- EXERCISE AIM: Every line of the records below that holds the word "each" belongs in the answer.

- TASK MATERIAL:
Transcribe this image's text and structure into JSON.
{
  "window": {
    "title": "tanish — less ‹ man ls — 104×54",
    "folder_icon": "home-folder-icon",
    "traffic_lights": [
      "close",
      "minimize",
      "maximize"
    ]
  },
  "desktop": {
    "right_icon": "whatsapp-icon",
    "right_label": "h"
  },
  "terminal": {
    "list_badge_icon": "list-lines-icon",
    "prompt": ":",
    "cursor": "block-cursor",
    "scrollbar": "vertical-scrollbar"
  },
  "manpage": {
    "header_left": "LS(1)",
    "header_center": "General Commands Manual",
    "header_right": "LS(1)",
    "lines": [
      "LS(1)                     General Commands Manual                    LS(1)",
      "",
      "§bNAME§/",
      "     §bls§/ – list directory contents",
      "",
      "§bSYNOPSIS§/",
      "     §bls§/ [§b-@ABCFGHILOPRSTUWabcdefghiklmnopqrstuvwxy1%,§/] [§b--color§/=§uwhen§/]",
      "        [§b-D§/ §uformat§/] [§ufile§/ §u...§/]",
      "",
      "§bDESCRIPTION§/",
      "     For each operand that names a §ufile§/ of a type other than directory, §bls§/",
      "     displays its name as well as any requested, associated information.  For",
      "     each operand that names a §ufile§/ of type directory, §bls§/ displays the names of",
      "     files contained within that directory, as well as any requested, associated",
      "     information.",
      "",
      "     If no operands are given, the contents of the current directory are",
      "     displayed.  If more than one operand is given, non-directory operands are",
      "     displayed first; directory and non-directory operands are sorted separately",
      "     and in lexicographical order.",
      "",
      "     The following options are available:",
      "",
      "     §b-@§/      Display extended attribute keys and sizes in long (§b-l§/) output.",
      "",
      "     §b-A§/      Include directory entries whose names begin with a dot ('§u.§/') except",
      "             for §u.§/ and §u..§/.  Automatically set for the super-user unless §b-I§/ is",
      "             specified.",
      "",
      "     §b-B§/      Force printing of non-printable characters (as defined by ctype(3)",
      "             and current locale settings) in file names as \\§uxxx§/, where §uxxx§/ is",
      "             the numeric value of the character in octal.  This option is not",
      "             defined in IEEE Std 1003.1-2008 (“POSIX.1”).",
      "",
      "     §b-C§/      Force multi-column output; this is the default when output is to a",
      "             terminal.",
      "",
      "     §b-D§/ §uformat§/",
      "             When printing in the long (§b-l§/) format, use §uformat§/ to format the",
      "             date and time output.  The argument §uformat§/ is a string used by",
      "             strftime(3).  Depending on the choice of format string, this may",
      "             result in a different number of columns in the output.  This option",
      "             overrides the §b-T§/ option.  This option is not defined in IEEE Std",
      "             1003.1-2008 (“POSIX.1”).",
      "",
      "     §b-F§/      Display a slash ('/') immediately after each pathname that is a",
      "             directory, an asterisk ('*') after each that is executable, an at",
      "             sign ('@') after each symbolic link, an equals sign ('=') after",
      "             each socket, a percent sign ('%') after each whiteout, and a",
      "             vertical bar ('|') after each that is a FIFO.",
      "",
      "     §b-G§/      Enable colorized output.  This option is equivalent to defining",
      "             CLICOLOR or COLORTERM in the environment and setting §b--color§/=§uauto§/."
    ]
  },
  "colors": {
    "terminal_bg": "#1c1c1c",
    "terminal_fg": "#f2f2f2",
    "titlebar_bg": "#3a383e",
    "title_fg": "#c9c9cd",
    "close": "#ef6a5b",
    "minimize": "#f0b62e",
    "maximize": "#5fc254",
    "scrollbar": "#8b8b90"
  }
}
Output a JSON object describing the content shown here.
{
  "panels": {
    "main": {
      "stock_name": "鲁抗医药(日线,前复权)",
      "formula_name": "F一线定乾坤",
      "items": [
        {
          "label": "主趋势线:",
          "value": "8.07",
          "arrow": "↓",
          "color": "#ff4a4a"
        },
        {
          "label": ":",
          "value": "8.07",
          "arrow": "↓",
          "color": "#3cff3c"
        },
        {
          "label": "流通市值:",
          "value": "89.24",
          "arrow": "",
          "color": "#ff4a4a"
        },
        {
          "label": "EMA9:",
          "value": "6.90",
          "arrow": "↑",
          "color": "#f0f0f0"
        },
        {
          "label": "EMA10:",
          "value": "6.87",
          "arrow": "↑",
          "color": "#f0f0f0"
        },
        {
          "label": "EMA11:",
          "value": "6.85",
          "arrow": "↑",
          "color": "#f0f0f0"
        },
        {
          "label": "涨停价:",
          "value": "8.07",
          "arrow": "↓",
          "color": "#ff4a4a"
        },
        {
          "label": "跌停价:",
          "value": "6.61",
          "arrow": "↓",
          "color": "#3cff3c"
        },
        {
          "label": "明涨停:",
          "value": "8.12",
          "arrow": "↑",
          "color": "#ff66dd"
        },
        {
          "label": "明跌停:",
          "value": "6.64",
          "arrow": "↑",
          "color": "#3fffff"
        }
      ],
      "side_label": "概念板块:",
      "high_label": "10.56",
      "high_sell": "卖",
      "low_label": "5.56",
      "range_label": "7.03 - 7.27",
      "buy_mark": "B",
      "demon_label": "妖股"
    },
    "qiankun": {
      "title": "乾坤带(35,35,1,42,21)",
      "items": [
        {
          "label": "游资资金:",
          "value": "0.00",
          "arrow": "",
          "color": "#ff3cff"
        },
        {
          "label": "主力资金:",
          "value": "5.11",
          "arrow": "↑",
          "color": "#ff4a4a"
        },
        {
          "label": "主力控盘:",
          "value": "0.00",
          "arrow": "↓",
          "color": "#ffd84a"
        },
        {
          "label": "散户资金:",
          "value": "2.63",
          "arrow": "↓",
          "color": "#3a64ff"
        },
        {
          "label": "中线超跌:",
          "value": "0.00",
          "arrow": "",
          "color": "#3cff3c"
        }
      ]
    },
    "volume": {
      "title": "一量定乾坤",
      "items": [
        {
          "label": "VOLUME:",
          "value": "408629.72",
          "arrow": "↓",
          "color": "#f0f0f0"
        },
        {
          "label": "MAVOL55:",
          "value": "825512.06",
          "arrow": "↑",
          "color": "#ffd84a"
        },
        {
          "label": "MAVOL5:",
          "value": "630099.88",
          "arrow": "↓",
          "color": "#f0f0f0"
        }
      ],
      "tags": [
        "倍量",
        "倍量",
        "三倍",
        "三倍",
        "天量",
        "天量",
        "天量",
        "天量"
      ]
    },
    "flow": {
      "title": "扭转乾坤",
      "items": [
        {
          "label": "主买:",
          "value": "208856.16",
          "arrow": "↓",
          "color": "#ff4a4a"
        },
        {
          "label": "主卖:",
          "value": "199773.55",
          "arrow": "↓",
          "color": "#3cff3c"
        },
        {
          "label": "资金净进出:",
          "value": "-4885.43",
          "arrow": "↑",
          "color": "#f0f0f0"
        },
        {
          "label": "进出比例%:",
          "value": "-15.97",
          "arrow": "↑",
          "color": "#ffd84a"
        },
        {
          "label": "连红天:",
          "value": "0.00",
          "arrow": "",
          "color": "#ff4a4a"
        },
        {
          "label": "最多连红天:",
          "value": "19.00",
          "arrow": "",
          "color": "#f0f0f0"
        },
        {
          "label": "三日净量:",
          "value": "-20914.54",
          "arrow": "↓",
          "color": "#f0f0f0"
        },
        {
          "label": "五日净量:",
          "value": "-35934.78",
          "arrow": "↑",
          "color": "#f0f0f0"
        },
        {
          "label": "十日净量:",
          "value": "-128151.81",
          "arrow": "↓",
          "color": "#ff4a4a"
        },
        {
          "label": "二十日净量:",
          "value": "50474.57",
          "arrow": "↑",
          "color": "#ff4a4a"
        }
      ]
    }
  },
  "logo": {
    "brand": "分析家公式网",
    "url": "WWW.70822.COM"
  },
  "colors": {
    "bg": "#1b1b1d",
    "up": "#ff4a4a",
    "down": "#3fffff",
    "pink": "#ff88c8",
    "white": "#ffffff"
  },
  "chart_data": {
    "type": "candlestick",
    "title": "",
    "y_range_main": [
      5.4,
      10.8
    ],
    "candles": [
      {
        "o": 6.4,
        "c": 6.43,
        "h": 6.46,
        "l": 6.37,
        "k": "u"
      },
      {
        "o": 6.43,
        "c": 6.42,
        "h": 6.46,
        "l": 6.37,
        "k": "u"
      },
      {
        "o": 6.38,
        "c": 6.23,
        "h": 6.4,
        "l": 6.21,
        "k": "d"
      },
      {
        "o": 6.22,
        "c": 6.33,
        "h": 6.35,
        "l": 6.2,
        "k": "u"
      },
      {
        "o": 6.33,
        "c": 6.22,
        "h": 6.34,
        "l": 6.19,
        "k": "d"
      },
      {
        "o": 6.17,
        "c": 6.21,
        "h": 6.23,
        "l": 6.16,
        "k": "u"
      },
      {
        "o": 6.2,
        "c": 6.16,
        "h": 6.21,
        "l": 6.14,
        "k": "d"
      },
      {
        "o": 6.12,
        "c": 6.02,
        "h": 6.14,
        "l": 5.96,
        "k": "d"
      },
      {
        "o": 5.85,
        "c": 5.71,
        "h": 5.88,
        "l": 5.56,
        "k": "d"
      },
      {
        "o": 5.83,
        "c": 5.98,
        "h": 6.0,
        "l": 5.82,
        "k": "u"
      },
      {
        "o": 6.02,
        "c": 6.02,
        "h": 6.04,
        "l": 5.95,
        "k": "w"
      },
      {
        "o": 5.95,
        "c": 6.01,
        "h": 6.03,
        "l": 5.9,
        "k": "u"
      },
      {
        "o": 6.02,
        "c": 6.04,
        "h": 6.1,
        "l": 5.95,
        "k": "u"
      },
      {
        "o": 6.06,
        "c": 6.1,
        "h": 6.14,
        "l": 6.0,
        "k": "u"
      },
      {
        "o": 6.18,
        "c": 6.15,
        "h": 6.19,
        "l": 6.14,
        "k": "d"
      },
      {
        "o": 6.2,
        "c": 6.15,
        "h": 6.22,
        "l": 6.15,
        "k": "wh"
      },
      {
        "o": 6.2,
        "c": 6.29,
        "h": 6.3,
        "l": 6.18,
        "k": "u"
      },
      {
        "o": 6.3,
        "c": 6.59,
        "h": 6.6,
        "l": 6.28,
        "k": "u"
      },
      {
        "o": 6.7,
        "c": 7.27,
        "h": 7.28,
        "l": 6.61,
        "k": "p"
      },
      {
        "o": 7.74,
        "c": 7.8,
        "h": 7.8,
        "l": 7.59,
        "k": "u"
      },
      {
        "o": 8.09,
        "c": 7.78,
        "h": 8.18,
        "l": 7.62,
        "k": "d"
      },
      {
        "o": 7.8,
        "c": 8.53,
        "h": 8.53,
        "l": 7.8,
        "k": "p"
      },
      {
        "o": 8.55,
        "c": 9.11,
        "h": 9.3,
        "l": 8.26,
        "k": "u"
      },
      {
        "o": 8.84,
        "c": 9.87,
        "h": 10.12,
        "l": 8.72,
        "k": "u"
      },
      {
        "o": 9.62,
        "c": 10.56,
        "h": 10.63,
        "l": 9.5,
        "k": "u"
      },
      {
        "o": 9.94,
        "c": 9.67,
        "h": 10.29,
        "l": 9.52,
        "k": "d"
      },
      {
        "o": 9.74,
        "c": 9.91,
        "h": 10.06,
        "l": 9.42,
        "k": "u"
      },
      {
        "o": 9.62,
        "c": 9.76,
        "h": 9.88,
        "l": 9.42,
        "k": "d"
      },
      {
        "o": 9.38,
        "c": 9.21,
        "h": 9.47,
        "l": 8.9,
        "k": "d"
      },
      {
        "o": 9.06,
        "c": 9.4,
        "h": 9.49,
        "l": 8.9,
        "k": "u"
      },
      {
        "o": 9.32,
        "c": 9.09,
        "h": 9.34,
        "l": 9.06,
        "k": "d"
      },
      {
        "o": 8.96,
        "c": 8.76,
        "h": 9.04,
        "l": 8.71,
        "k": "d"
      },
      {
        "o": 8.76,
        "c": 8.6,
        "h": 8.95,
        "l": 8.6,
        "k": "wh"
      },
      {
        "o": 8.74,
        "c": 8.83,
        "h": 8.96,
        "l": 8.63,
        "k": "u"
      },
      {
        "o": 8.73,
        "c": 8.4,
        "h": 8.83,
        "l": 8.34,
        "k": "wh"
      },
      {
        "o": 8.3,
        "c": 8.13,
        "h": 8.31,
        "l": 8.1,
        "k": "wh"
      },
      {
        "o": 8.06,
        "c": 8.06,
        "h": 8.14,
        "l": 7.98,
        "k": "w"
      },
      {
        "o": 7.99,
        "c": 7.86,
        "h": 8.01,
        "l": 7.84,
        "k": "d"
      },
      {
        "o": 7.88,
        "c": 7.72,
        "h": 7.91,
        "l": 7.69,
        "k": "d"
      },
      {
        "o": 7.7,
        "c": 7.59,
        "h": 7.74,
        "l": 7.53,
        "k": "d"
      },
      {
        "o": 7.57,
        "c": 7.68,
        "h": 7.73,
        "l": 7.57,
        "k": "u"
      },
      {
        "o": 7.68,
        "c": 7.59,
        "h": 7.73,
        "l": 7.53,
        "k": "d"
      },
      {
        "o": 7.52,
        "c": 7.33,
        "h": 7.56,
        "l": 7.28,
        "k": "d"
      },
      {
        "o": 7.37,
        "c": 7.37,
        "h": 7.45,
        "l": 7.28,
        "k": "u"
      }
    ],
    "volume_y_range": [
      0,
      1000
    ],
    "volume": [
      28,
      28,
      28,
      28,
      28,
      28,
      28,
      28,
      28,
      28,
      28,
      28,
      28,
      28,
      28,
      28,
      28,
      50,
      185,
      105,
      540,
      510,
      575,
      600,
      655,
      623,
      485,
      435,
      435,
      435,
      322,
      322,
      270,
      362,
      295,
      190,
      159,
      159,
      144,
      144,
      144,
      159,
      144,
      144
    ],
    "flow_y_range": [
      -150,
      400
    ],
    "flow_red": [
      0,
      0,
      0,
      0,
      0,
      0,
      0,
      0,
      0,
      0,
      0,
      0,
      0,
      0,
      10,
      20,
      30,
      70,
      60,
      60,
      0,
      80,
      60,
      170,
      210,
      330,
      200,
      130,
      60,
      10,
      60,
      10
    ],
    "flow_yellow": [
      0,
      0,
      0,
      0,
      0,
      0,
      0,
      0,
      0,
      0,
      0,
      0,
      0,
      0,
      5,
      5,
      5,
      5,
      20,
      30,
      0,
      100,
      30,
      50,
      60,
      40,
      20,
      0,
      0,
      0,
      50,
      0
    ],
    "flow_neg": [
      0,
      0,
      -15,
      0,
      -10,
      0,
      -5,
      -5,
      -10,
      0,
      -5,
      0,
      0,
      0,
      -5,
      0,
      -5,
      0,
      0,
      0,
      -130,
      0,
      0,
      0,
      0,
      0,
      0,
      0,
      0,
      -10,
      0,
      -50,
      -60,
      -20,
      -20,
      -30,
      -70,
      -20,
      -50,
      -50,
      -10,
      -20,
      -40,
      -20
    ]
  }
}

- SOLUTION TO THIS EXERCISE:
      "     For each operand that names a §ufile§/ of a type other than directory, §bls§/",
      "     each operand that names a §ufile§/ of type directory, §bls§/ displays the names of",
      "     §b-F§/      Display a slash ('/') immediately after each pathname that is a",
      "             directory, an asterisk ('*') after each that is executable, an at",
      "             sign ('@') after each symbolic link, an equals sign ('=') after",
      "             each socket, a percent sign ('%') after each whiteout, and a",
      "             vertical bar ('|') after each that is a FIFO.",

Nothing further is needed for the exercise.